Directions for this task: Read through the data below and state how many of its lines contain the word "true", adding nothing.

Extracted information:
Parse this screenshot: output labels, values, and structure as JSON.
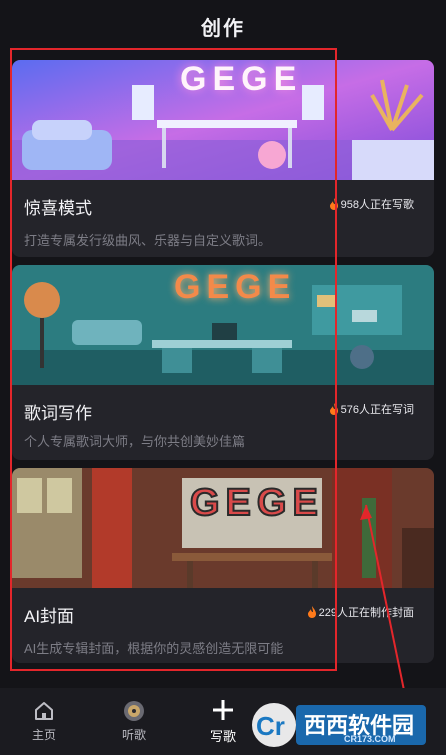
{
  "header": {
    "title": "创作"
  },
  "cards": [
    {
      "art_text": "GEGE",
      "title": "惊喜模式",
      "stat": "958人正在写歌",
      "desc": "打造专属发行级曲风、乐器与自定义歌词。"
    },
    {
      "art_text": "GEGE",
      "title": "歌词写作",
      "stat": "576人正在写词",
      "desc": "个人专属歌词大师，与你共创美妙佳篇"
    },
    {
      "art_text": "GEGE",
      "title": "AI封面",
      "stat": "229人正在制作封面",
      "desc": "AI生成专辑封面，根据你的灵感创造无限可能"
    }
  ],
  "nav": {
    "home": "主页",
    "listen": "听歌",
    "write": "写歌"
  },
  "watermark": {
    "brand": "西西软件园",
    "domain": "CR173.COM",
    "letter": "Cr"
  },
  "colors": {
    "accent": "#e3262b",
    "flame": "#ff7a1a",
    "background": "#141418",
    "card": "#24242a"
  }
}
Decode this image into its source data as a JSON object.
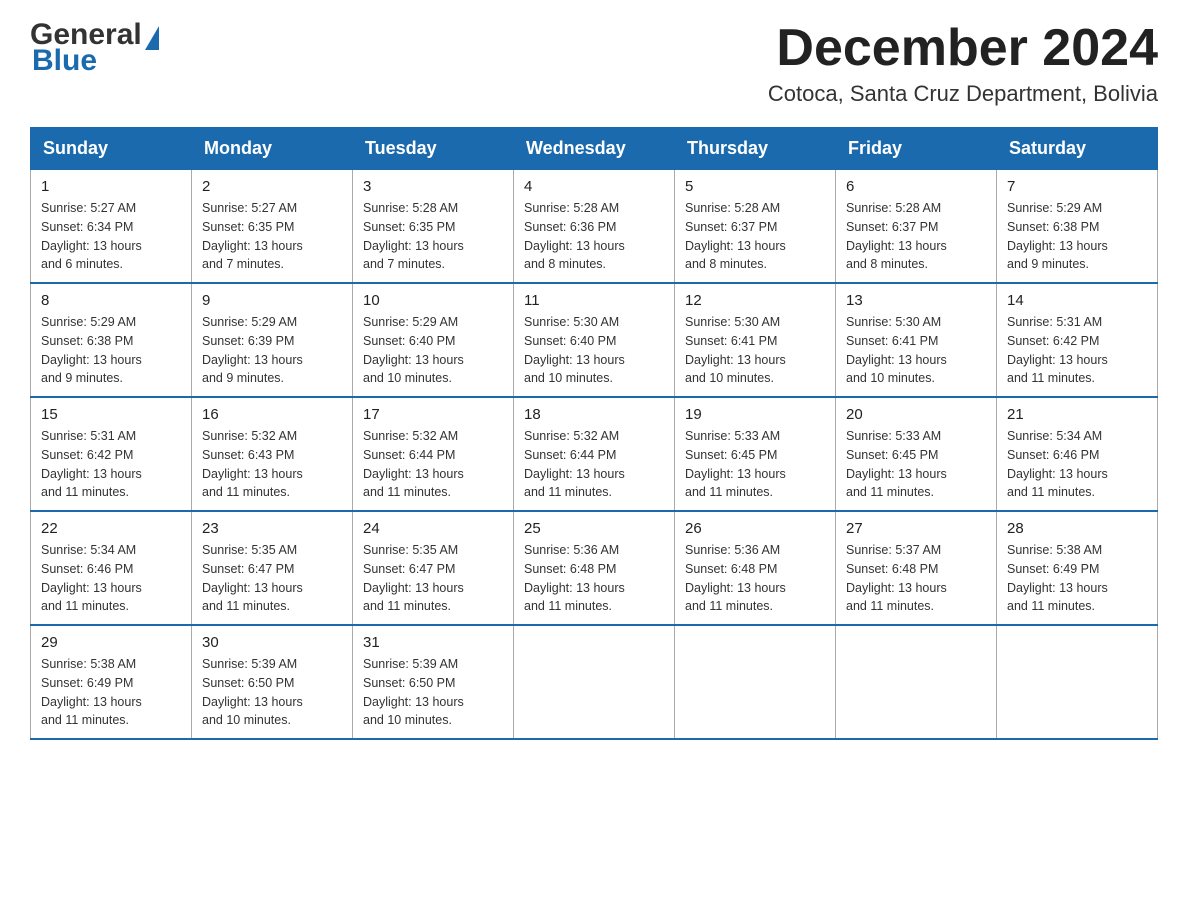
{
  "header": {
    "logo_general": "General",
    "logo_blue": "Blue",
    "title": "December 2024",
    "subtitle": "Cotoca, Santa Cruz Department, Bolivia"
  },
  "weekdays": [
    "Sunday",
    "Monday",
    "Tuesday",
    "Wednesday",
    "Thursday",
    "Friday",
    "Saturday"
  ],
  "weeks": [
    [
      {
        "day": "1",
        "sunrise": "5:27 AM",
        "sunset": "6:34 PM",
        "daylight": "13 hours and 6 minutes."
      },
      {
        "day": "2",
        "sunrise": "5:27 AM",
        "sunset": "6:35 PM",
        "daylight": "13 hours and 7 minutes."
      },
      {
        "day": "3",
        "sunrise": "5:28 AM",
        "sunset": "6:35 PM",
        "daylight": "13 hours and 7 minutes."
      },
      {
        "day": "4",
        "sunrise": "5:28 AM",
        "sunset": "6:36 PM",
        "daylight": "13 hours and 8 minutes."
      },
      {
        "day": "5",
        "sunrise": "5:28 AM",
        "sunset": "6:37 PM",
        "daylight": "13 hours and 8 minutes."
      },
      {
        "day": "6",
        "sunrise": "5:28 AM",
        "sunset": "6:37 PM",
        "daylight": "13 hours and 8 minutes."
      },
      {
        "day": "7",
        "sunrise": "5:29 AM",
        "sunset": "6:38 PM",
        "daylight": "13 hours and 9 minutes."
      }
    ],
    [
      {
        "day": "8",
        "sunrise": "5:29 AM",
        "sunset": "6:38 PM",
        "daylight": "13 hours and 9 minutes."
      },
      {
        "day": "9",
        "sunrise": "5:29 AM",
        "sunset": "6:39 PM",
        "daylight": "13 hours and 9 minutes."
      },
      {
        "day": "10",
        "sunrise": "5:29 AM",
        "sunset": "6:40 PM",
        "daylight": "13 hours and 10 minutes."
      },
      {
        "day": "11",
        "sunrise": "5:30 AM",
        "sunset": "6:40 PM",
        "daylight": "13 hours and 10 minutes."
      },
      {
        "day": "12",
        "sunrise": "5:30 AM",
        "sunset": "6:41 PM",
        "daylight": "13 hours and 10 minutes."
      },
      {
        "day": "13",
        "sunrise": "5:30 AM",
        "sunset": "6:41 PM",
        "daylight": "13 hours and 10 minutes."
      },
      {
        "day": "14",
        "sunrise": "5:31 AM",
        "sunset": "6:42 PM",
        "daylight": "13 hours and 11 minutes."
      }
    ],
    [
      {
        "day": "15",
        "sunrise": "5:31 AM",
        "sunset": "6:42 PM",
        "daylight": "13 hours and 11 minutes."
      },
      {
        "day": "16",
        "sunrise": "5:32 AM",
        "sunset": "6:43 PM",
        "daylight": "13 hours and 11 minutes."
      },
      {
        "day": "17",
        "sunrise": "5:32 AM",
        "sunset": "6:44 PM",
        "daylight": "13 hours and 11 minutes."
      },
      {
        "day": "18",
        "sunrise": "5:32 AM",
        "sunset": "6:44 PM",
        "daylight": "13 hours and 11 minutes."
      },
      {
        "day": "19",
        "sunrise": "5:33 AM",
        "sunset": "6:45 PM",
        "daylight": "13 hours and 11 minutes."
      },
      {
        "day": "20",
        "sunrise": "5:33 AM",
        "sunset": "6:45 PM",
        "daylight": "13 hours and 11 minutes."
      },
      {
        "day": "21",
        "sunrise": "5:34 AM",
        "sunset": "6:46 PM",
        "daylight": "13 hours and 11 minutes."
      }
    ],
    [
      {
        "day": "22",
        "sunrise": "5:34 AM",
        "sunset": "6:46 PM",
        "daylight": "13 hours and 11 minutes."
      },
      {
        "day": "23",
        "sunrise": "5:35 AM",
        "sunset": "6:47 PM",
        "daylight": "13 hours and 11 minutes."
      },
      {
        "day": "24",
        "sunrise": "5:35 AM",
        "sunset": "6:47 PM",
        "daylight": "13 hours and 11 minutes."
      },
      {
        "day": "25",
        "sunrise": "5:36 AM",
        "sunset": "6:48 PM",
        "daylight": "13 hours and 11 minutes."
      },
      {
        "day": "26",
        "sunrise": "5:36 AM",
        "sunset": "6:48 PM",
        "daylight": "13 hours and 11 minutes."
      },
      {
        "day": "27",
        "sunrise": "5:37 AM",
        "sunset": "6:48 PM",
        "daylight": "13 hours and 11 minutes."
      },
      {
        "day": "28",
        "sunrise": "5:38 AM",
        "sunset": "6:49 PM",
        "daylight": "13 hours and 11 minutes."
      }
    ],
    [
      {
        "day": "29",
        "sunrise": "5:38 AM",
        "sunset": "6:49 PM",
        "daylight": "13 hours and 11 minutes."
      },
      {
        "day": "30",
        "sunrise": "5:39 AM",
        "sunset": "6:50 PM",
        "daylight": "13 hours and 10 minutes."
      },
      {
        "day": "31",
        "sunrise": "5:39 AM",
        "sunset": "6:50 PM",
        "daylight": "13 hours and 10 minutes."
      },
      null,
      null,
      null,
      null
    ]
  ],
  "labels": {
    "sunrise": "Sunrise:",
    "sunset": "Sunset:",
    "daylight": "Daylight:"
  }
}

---

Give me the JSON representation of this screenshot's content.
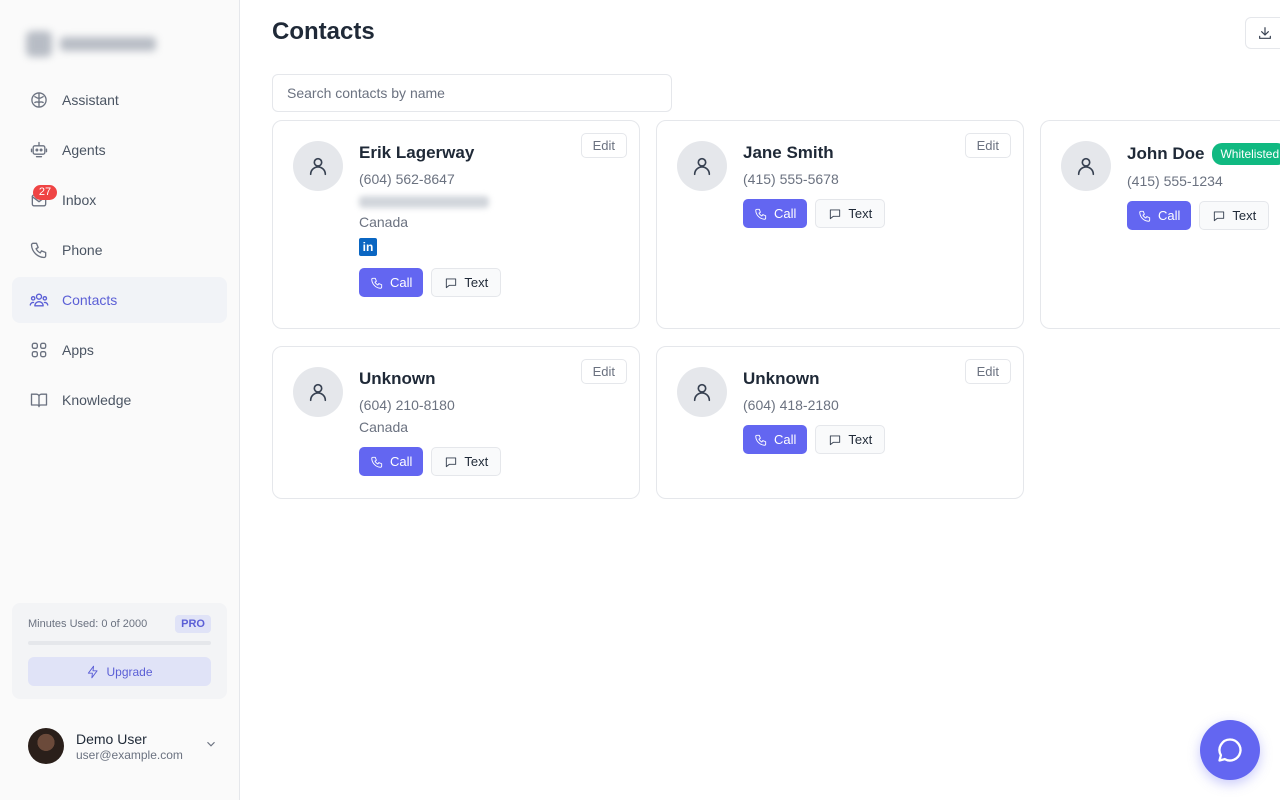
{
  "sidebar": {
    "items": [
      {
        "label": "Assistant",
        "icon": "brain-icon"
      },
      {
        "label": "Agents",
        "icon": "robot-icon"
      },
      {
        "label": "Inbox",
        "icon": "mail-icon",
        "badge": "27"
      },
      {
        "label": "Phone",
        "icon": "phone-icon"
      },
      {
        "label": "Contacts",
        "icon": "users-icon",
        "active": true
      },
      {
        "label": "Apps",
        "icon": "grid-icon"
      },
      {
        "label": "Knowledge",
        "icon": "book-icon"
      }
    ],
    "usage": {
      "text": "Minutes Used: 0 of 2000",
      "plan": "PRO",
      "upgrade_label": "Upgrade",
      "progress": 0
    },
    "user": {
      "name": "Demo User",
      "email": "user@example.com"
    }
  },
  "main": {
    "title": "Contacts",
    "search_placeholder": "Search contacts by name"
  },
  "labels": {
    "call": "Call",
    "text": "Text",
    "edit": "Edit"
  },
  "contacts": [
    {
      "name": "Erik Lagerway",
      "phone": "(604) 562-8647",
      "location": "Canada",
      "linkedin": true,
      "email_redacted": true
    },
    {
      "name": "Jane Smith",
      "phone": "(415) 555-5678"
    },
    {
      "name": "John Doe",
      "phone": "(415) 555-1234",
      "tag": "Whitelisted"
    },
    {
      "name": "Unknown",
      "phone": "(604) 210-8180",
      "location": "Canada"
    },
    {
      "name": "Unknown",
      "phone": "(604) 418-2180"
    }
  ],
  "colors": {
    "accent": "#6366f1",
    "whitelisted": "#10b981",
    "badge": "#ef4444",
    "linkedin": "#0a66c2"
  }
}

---

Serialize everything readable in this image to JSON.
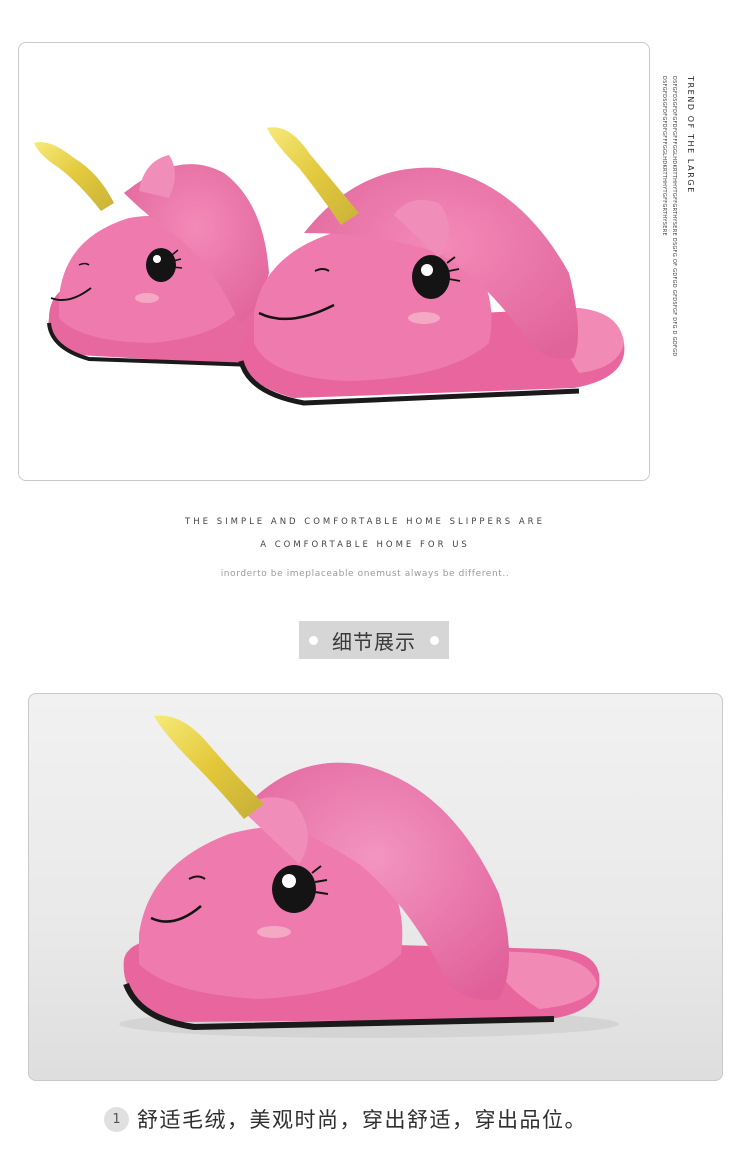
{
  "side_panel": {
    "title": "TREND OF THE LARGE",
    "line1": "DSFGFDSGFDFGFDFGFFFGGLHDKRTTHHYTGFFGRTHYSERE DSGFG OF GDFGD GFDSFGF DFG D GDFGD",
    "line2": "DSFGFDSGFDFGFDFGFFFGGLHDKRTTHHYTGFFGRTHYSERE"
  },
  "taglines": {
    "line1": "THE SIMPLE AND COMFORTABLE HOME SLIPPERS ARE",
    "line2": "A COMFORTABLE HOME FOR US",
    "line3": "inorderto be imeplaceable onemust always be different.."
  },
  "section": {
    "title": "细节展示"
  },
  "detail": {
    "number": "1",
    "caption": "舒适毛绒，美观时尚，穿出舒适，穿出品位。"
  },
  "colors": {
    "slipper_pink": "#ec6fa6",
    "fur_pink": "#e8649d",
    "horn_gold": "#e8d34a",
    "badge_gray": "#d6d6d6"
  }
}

Solution for this exercise: 3